Jahaira DeAlto Balenciaga, a beloved Ballroom legend and spirited trans activist, was stabbed to death Sunday (2 March). She was 43.
Described by those who knew her as a warm, thoughtful person and a guiding light for LGBT+ youth, DeAlto was found dead in her home in Massachusetts, Boston alongside another woman.
According to local law enforcement, DeAlto was hosting Marcus Chavis and his family when he allegedly killed her, his wife Fatima Yasin and stabbed their dog, 10Boston reported.
Boston police stumbled on Chavis, 35, on the stoop of the home on Taft Street, Dorchester, covered in dried blood.
He was chatting on his mobile phone to relatives to arrange care for his seven and eight-year-old children, both uninjured and sat inside DeAlto’s home.
The Suffolk County District Attorney’s Office added that the dog survived the stabbing following a life-saving blood transfusion.
Judges ordered Chavis to be held without bail.
DeAlto, a member of the venerable House of Balenciaga, dazzled on the ballroom floor for decades. In 1996, she walked her first runway and by 1999 was walking the fem queen realness category, specialising in everyday realness, according to Out.
Outside of the ballroom, and DeAltos a towering and tireless activist. She worked as a sexual assault counsellor at the Elizabeth Freeman centre and used her YouTube vlog to educate viewers on trans topics and lives.

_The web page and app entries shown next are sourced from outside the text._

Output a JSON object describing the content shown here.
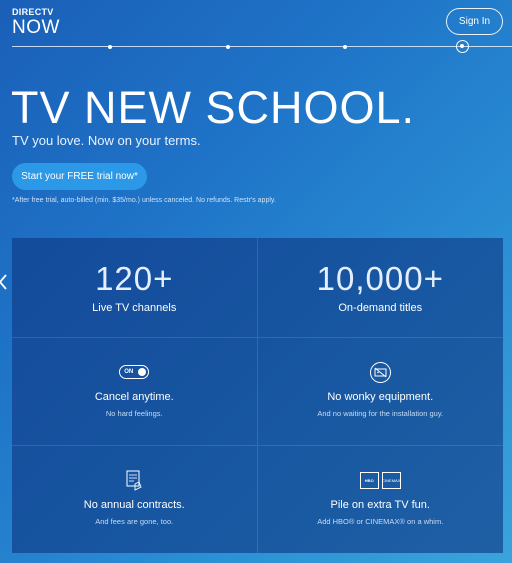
{
  "header": {
    "logo_line1": "DIRECTV",
    "logo_line2": "NOW",
    "signin_label": "Sign In"
  },
  "hero": {
    "headline": "TV NEW SCHOOL.",
    "tagline": "TV you love. Now on your terms.",
    "cta_label": "Start your FREE trial now*",
    "disclaimer": "*After free trial, auto-billed (min. $35/mo.) unless canceled. No refunds. Restr's apply."
  },
  "features": [
    {
      "big": "120+",
      "title": "Live TV channels"
    },
    {
      "big": "10,000+",
      "title": "On-demand titles"
    },
    {
      "icon": "on-toggle-icon",
      "toggle_text": "ON",
      "title": "Cancel anytime.",
      "sub": "No hard feelings."
    },
    {
      "icon": "cable-box-icon",
      "title": "No wonky equipment.",
      "sub": "And no waiting for the installation guy."
    },
    {
      "icon": "contract-icon",
      "title": "No annual contracts.",
      "sub": "And fees are gone, too."
    },
    {
      "icon": "premium-channels-icon",
      "badge1": "HBO",
      "badge2": "CINEMAX",
      "title": "Pile on extra TV fun.",
      "sub": "Add HBO® or CINEMAX® on a whim."
    }
  ],
  "colors": {
    "bg_start": "#1a5fb8",
    "bg_end": "#3aa3dc",
    "cta": "#2b98e8"
  }
}
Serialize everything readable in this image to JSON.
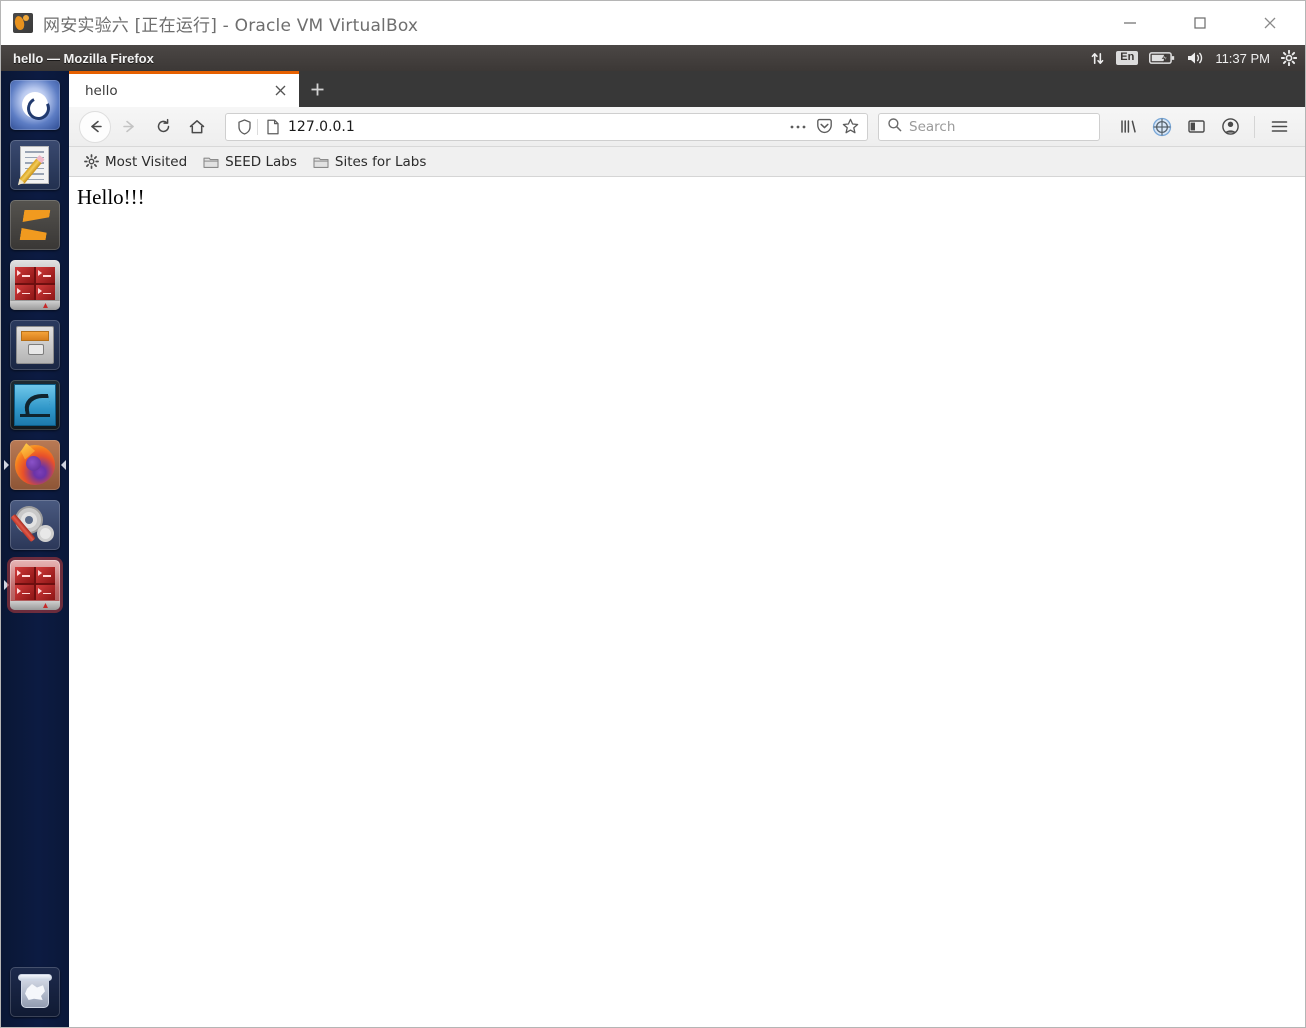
{
  "host_window": {
    "title": "网安实验六 [正在运行] - Oracle VM VirtualBox",
    "app_icon": "virtualbox-icon",
    "controls": {
      "minimize": "minimize-button",
      "maximize": "maximize-button",
      "close": "close-button"
    }
  },
  "unity_panel": {
    "window_title": "hello — Mozilla Firefox",
    "indicators": {
      "network": "network-arrows-icon",
      "keyboard_layout": "En",
      "battery": "battery-charging-icon",
      "volume": "volume-icon",
      "clock": "11:37 PM",
      "session": "gear-icon"
    }
  },
  "launcher": {
    "items": [
      {
        "name": "dash-home",
        "label": "Ubuntu Dash",
        "icon": "ubuntu-logo-icon",
        "running": false,
        "focused": false
      },
      {
        "name": "text-editor",
        "label": "Text Editor",
        "icon": "document-pencil-icon",
        "running": false,
        "focused": false
      },
      {
        "name": "sublime-text",
        "label": "Sublime Text",
        "icon": "sublime-s-icon",
        "running": false,
        "focused": false
      },
      {
        "name": "terminal",
        "label": "Terminal",
        "icon": "terminal-icon",
        "running": false,
        "focused": false
      },
      {
        "name": "files",
        "label": "Files",
        "icon": "file-cabinet-icon",
        "running": false,
        "focused": false
      },
      {
        "name": "wireshark",
        "label": "Wireshark",
        "icon": "wireshark-fin-icon",
        "running": false,
        "focused": false
      },
      {
        "name": "firefox",
        "label": "Firefox",
        "icon": "firefox-icon",
        "running": true,
        "focused": false
      },
      {
        "name": "system-settings",
        "label": "System Settings",
        "icon": "gear-wrench-icon",
        "running": false,
        "focused": false
      },
      {
        "name": "terminal-window",
        "label": "Terminal",
        "icon": "terminal-icon",
        "running": true,
        "focused": true
      }
    ],
    "trash": {
      "label": "Trash",
      "icon": "trash-bin-icon"
    }
  },
  "browser": {
    "tabs": [
      {
        "title": "hello",
        "active": true,
        "close_label": "Close tab"
      }
    ],
    "new_tab_label": "+",
    "nav": {
      "back": "back-arrow-icon",
      "forward": "forward-arrow-icon",
      "reload": "reload-icon",
      "home": "home-icon"
    },
    "urlbar": {
      "shield_icon": "tracking-protection-shield-icon",
      "page_icon": "page-info-icon",
      "value": "127.0.0.1",
      "page_actions_icon": "ellipsis-icon",
      "pocket_icon": "pocket-icon",
      "bookmark_icon": "star-icon"
    },
    "search": {
      "icon": "search-icon",
      "placeholder": "Search",
      "value": ""
    },
    "toolbar_right": {
      "library": "library-icon",
      "sync": "sync-circle-icon",
      "sidebar": "sidebar-toggle-icon",
      "account": "account-avatar-icon",
      "menu": "hamburger-menu-icon"
    },
    "bookmarks": [
      {
        "label": "Most Visited",
        "icon": "gear-icon"
      },
      {
        "label": "SEED Labs",
        "icon": "folder-icon"
      },
      {
        "label": "Sites for Labs",
        "icon": "folder-icon"
      }
    ]
  },
  "page": {
    "body_text": "Hello!!!"
  },
  "colors": {
    "firefox_accent": "#e66000",
    "launcher_bg": "#0c1b42",
    "panel_bg": "#3c3836",
    "tabstrip_bg": "#383838",
    "toolbar_bg": "#f0f0f0"
  }
}
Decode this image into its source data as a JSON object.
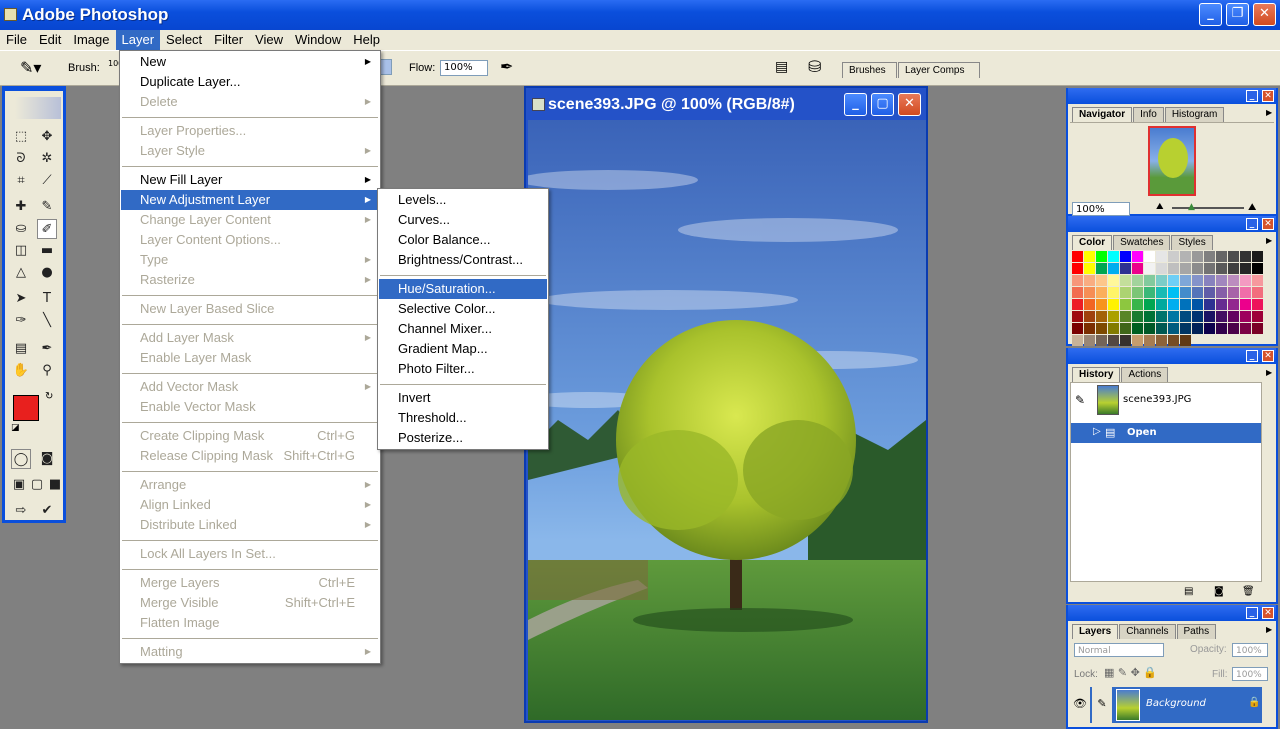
{
  "app": {
    "title": "Adobe Photoshop"
  },
  "menubar": [
    "File",
    "Edit",
    "Image",
    "Layer",
    "Select",
    "Filter",
    "View",
    "Window",
    "Help"
  ],
  "options": {
    "brush_label": "Brush:",
    "brush_size": "100",
    "flow_label": "Flow:",
    "flow_value": "100%"
  },
  "palette_well_tabs": [
    "Brushes",
    "Layer Comps"
  ],
  "layer_menu": [
    {
      "label": "New",
      "arrow": true,
      "dis": false
    },
    {
      "label": "Duplicate Layer...",
      "dis": false
    },
    {
      "label": "Delete",
      "arrow": true,
      "dis": true
    },
    {
      "sep": true
    },
    {
      "label": "Layer Properties...",
      "dis": true
    },
    {
      "label": "Layer Style",
      "arrow": true,
      "dis": true
    },
    {
      "sep": true
    },
    {
      "label": "New Fill Layer",
      "arrow": true,
      "dis": false
    },
    {
      "label": "New Adjustment Layer",
      "arrow": true,
      "dis": false,
      "hl": true
    },
    {
      "label": "Change Layer Content",
      "arrow": true,
      "dis": true
    },
    {
      "label": "Layer Content Options...",
      "dis": true
    },
    {
      "label": "Type",
      "arrow": true,
      "dis": true
    },
    {
      "label": "Rasterize",
      "arrow": true,
      "dis": true
    },
    {
      "sep": true
    },
    {
      "label": "New Layer Based Slice",
      "dis": true
    },
    {
      "sep": true
    },
    {
      "label": "Add Layer Mask",
      "arrow": true,
      "dis": true
    },
    {
      "label": "Enable Layer Mask",
      "dis": true
    },
    {
      "sep": true
    },
    {
      "label": "Add Vector Mask",
      "arrow": true,
      "dis": true
    },
    {
      "label": "Enable Vector Mask",
      "dis": true
    },
    {
      "sep": true
    },
    {
      "label": "Create Clipping Mask",
      "shortcut": "Ctrl+G",
      "dis": true
    },
    {
      "label": "Release Clipping Mask",
      "shortcut": "Shift+Ctrl+G",
      "dis": true
    },
    {
      "sep": true
    },
    {
      "label": "Arrange",
      "arrow": true,
      "dis": true
    },
    {
      "label": "Align Linked",
      "arrow": true,
      "dis": true
    },
    {
      "label": "Distribute Linked",
      "arrow": true,
      "dis": true
    },
    {
      "sep": true
    },
    {
      "label": "Lock All Layers In Set...",
      "dis": true
    },
    {
      "sep": true
    },
    {
      "label": "Merge Layers",
      "shortcut": "Ctrl+E",
      "dis": true
    },
    {
      "label": "Merge Visible",
      "shortcut": "Shift+Ctrl+E",
      "dis": true
    },
    {
      "label": "Flatten Image",
      "dis": true
    },
    {
      "sep": true
    },
    {
      "label": "Matting",
      "arrow": true,
      "dis": true
    }
  ],
  "adjust_menu": [
    {
      "label": "Levels..."
    },
    {
      "label": "Curves..."
    },
    {
      "label": "Color Balance..."
    },
    {
      "label": "Brightness/Contrast..."
    },
    {
      "sep": true
    },
    {
      "label": "Hue/Saturation...",
      "hl": true
    },
    {
      "label": "Selective Color..."
    },
    {
      "label": "Channel Mixer..."
    },
    {
      "label": "Gradient Map..."
    },
    {
      "label": "Photo Filter..."
    },
    {
      "sep": true
    },
    {
      "label": "Invert"
    },
    {
      "label": "Threshold..."
    },
    {
      "label": "Posterize..."
    }
  ],
  "document": {
    "title": "scene393.JPG @  100% (RGB/8#)"
  },
  "navigator": {
    "tabs": [
      "Navigator",
      "Info",
      "Histogram"
    ],
    "zoom": "100%"
  },
  "color_palette": {
    "tabs": [
      "Color",
      "Swatches",
      "Styles"
    ]
  },
  "history": {
    "tabs": [
      "History",
      "Actions"
    ],
    "snapshot": "scene393.JPG",
    "step": "Open"
  },
  "layers": {
    "tabs": [
      "Layers",
      "Channels",
      "Paths"
    ],
    "blend": "Normal",
    "opacity_label": "Opacity:",
    "opacity": "100%",
    "lock_label": "Lock:",
    "fill_label": "Fill:",
    "fill": "100%",
    "layer_name": "Background"
  },
  "colors": {
    "accent": "#316ac5",
    "foreground": "#e8201e",
    "background": "#ffffff"
  }
}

Her death prompted a large outpouring of grief and frustration among members of the House of Balenciaga, community leaders and queer advocacy groups.
“The House of Balenciaga regretfully acknowledges the death/murder of our own, Jahaira DeAlto, a community advocate and friend to many,” wrote Harold Balenciaga, a member of the House, on Facebook.
“Let us not forget her ongoing work against domestic abuse and continue to uplift her name and ensure her memory lives on in this ironic twist of fate.”
DeAlto’s death has become yet another grim reminder of a spree of violence targeting trans people in the US.
While tallies may vary between monitoring groups, this year alone has seen at least 19 trans and gender nonconforming people slain.
In four months, the community has mourned: Tyianna Alexandra, Samuel Edmund Damián Valentín, Bianca Bankz, Dominique Jackson, Fifty Bandz, Alexus Braxton, Chyna Carrillo, Jeffrey ‘JJ’ Bright, Jasmine Cannady, Jenna Franks, Diamond ‘Kyree’ Sanders, Rayanna Pardo, Dominique Lucious, Jaida Peterson, Remy Fennell, Tiara Banks, Natalia Smüt, Iris Santos and Tiffany Thomas.
In the death of Aidelen Evans, investigators have not ruled out homicide, but details remain sparse at the time of writing.
But activists, already overwhelmed at the staggering figures, stress that the real figures are undoubtedly higher.
Lacking a centralised database for local officials to report homicides, and with police reports and press coverage mired by misgendering and deadnaming, it is often up to activists to figure whether a victim was trans.